Problem to work on:
For every line in the material below that holds "post", report the line.

──────── Records shown

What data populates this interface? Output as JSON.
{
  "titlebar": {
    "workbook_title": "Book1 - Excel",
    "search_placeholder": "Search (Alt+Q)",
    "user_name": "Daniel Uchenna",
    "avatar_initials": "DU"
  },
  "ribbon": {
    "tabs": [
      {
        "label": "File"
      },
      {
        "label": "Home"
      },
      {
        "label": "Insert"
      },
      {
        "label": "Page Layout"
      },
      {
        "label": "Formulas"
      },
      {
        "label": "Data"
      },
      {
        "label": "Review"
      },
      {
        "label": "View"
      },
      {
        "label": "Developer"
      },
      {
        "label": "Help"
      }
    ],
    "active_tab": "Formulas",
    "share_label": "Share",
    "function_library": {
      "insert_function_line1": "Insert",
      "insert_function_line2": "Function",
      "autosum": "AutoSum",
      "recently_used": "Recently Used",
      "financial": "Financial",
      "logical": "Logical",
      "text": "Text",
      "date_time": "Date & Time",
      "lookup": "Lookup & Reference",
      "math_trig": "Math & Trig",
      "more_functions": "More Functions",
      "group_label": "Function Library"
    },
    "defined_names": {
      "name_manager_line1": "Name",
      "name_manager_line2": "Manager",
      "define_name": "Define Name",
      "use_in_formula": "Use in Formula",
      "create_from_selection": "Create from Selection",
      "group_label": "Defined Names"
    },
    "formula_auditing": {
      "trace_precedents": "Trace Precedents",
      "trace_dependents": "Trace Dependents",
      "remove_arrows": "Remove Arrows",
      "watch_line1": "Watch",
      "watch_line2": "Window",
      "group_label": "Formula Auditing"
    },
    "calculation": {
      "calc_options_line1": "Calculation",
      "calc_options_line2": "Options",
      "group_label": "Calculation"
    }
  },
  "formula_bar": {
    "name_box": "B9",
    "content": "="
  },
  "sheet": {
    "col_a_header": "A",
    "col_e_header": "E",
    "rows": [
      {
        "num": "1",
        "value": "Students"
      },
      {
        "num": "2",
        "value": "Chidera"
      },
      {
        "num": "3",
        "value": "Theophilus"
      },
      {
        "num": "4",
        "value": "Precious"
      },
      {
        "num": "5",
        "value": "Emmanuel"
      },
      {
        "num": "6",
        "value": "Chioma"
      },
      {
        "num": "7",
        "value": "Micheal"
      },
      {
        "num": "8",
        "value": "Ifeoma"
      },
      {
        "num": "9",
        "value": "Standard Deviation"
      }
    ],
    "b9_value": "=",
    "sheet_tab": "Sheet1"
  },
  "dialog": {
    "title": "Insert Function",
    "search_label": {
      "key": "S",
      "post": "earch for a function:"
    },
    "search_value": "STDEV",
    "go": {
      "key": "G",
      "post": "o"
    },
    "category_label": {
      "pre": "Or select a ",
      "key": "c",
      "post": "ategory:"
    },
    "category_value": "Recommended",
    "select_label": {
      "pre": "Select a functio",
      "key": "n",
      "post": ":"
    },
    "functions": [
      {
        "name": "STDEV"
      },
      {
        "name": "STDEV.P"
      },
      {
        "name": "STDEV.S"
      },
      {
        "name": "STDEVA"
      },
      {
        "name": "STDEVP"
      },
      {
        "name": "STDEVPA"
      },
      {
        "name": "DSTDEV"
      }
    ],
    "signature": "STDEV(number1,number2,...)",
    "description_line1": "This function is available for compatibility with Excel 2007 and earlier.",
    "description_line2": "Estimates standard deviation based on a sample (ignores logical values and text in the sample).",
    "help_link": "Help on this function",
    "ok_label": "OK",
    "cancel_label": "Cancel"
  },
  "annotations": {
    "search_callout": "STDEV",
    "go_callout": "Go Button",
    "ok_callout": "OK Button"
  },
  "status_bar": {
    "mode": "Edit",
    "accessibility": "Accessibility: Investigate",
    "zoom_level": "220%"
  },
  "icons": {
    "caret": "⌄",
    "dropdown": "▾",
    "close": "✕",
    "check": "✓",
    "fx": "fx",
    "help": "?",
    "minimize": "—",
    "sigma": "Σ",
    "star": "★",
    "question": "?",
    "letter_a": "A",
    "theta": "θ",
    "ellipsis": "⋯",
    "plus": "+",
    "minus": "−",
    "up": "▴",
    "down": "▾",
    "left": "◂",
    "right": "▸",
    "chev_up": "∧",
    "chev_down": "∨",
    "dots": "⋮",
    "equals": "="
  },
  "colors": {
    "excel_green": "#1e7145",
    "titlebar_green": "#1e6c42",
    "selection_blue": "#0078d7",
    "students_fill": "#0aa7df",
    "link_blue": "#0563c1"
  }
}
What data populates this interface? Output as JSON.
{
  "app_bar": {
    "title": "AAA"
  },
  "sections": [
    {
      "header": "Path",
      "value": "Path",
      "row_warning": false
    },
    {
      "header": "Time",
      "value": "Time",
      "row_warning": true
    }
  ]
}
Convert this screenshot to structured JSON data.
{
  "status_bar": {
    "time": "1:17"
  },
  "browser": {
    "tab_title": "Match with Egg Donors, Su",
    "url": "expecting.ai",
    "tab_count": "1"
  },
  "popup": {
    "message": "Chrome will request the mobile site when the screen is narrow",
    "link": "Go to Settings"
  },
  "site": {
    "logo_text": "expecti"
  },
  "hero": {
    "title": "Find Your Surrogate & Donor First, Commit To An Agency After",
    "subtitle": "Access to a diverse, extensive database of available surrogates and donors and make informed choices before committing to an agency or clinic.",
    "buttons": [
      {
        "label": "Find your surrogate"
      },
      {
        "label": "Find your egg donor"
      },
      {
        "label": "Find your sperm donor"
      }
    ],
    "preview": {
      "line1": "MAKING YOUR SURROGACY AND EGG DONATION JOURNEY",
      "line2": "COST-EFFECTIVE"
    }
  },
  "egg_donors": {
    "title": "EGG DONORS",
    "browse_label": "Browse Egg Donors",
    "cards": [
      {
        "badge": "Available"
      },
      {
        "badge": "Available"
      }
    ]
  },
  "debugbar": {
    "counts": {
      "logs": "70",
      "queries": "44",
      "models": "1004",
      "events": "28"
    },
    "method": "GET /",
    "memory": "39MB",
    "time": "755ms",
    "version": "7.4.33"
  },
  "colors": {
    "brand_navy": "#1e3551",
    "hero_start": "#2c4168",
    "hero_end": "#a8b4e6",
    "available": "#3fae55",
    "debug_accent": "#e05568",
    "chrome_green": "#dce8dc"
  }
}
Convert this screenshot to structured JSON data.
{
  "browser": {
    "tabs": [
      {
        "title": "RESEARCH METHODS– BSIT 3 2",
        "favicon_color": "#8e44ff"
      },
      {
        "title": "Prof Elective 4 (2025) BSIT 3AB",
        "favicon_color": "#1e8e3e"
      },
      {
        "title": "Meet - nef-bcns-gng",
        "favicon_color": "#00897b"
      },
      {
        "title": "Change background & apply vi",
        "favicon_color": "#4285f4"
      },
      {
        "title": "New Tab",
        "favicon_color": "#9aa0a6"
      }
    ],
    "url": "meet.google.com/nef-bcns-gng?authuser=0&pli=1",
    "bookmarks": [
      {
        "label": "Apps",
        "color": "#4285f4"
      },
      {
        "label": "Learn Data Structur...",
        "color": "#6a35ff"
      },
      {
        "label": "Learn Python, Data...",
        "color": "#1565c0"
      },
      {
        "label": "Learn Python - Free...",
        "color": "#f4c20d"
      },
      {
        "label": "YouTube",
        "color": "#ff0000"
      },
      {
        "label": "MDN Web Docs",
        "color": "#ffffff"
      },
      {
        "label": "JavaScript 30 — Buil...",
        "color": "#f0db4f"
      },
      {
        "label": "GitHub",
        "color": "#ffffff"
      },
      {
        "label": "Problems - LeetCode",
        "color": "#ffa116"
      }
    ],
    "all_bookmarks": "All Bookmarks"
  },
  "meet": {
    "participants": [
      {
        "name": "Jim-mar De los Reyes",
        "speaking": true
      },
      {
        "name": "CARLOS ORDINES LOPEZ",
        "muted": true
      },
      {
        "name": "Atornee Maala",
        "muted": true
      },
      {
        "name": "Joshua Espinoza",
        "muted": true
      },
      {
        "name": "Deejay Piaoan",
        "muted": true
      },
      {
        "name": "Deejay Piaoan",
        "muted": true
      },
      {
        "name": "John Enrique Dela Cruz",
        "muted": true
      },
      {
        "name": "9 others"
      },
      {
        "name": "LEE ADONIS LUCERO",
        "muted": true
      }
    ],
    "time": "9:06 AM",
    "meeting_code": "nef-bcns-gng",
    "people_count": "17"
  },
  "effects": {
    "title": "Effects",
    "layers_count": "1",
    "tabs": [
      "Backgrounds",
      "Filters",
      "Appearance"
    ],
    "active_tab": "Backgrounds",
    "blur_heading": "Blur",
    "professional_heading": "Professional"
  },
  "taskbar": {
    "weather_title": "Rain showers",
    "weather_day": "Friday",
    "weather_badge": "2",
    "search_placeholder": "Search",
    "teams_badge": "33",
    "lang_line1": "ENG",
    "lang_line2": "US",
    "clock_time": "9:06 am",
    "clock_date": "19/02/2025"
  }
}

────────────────

Task solution:
      "post": "earch for a function:"
      "post": "o"
      "post": "ategory:"
      "post": ":"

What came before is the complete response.